* Data to use *

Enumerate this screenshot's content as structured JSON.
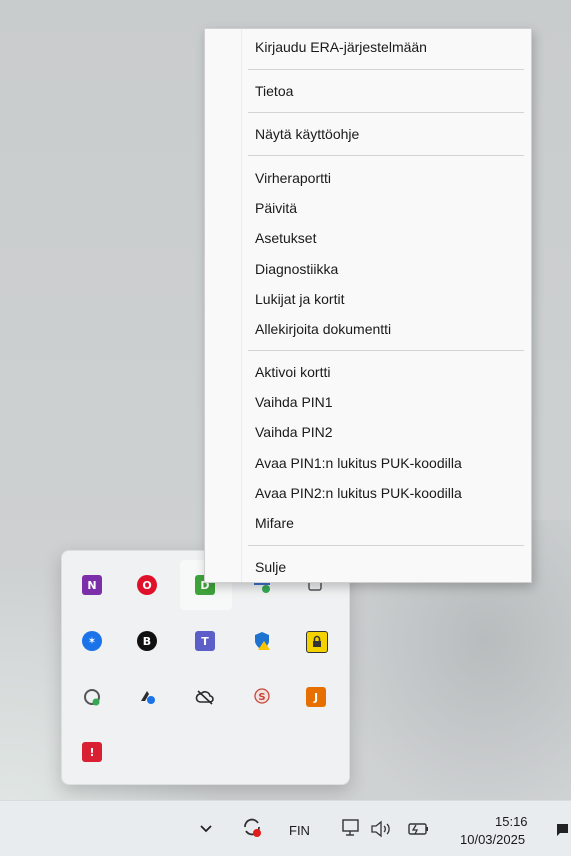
{
  "context_menu": {
    "items": [
      "Kirjaudu ERA-järjestelmään",
      "Tietoa",
      "Näytä käyttöohje",
      "Virheraportti",
      "Päivitä",
      "Asetukset",
      "Diagnostiikka",
      "Lukijat ja kortit",
      "Allekirjoita dokumentti",
      "Aktivoi kortti",
      "Vaihda PIN1",
      "Vaihda PIN2",
      "Avaa PIN1:n lukitus PUK-koodilla",
      "Avaa PIN2:n lukitus PUK-koodilla",
      "Mifare",
      "Sulje"
    ]
  },
  "tray_flyout": {
    "icons": [
      {
        "name": "onenote-icon",
        "glyph": "N",
        "color": "#7b2fa8"
      },
      {
        "name": "opera-icon",
        "glyph": "O",
        "color": "#e0102b"
      },
      {
        "name": "card-reader-app-icon",
        "glyph": "D",
        "color": "#3fa33b"
      },
      {
        "name": "network-shield-icon",
        "glyph": "",
        "color": "#3b6fd1"
      },
      {
        "name": "device-icon",
        "glyph": "",
        "color": "#9a9a9a"
      },
      {
        "name": "bluetooth-icon",
        "glyph": "B",
        "color": "#1a73e8"
      },
      {
        "name": "b-app-icon",
        "glyph": "B",
        "color": "#111111"
      },
      {
        "name": "teams-icon",
        "glyph": "T",
        "color": "#5b5fc7"
      },
      {
        "name": "security-warning-icon",
        "glyph": "!",
        "color": "#1e73d1"
      },
      {
        "name": "lock-icon",
        "glyph": "",
        "color": "#3a3a3a"
      },
      {
        "name": "sync-icon",
        "glyph": "",
        "color": "#5a5a5a"
      },
      {
        "name": "app-update-icon",
        "glyph": "",
        "color": "#2b2b2b"
      },
      {
        "name": "cloud-off-icon",
        "glyph": "",
        "color": "#2b2b2b"
      },
      {
        "name": "certificate-icon",
        "glyph": "S",
        "color": "#c9463d"
      },
      {
        "name": "java-icon",
        "glyph": "J",
        "color": "#e76f00"
      },
      {
        "name": "alert-app-icon",
        "glyph": "!",
        "color": "#d92032"
      }
    ]
  },
  "taskbar": {
    "language": "FIN",
    "time": "15:16",
    "date": "10/03/2025"
  },
  "icons": {
    "chevron": "chevron-down-icon",
    "volume": "volume-icon",
    "battery": "battery-icon",
    "monitor": "monitor-icon"
  }
}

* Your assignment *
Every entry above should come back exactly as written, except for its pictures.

* Answer space *
Enumerate this screenshot's content as structured JSON.
{
  "context_menu": {
    "items": [
      "Kirjaudu ERA-järjestelmään",
      "Tietoa",
      "Näytä käyttöohje",
      "Virheraportti",
      "Päivitä",
      "Asetukset",
      "Diagnostiikka",
      "Lukijat ja kortit",
      "Allekirjoita dokumentti",
      "Aktivoi kortti",
      "Vaihda PIN1",
      "Vaihda PIN2",
      "Avaa PIN1:n lukitus PUK-koodilla",
      "Avaa PIN2:n lukitus PUK-koodilla",
      "Mifare",
      "Sulje"
    ]
  },
  "tray_flyout": {
    "icons": [
      {
        "name": "onenote-icon",
        "glyph": "N",
        "color": "#7b2fa8"
      },
      {
        "name": "opera-icon",
        "glyph": "O",
        "color": "#e0102b"
      },
      {
        "name": "card-reader-app-icon",
        "glyph": "D",
        "color": "#3fa33b"
      },
      {
        "name": "network-shield-icon",
        "glyph": "",
        "color": "#3b6fd1"
      },
      {
        "name": "device-icon",
        "glyph": "",
        "color": "#9a9a9a"
      },
      {
        "name": "bluetooth-icon",
        "glyph": "B",
        "color": "#1a73e8"
      },
      {
        "name": "b-app-icon",
        "glyph": "B",
        "color": "#111111"
      },
      {
        "name": "teams-icon",
        "glyph": "T",
        "color": "#5b5fc7"
      },
      {
        "name": "security-warning-icon",
        "glyph": "!",
        "color": "#1e73d1"
      },
      {
        "name": "lock-icon",
        "glyph": "",
        "color": "#3a3a3a"
      },
      {
        "name": "sync-icon",
        "glyph": "",
        "color": "#5a5a5a"
      },
      {
        "name": "app-update-icon",
        "glyph": "",
        "color": "#2b2b2b"
      },
      {
        "name": "cloud-off-icon",
        "glyph": "",
        "color": "#2b2b2b"
      },
      {
        "name": "certificate-icon",
        "glyph": "S",
        "color": "#c9463d"
      },
      {
        "name": "java-icon",
        "glyph": "J",
        "color": "#e76f00"
      },
      {
        "name": "alert-app-icon",
        "glyph": "!",
        "color": "#d92032"
      }
    ]
  },
  "taskbar": {
    "language": "FIN",
    "time": "15:16",
    "date": "10/03/2025"
  },
  "icons": {
    "chevron": "chevron-down-icon",
    "volume": "volume-icon",
    "battery": "battery-icon",
    "monitor": "monitor-icon"
  }
}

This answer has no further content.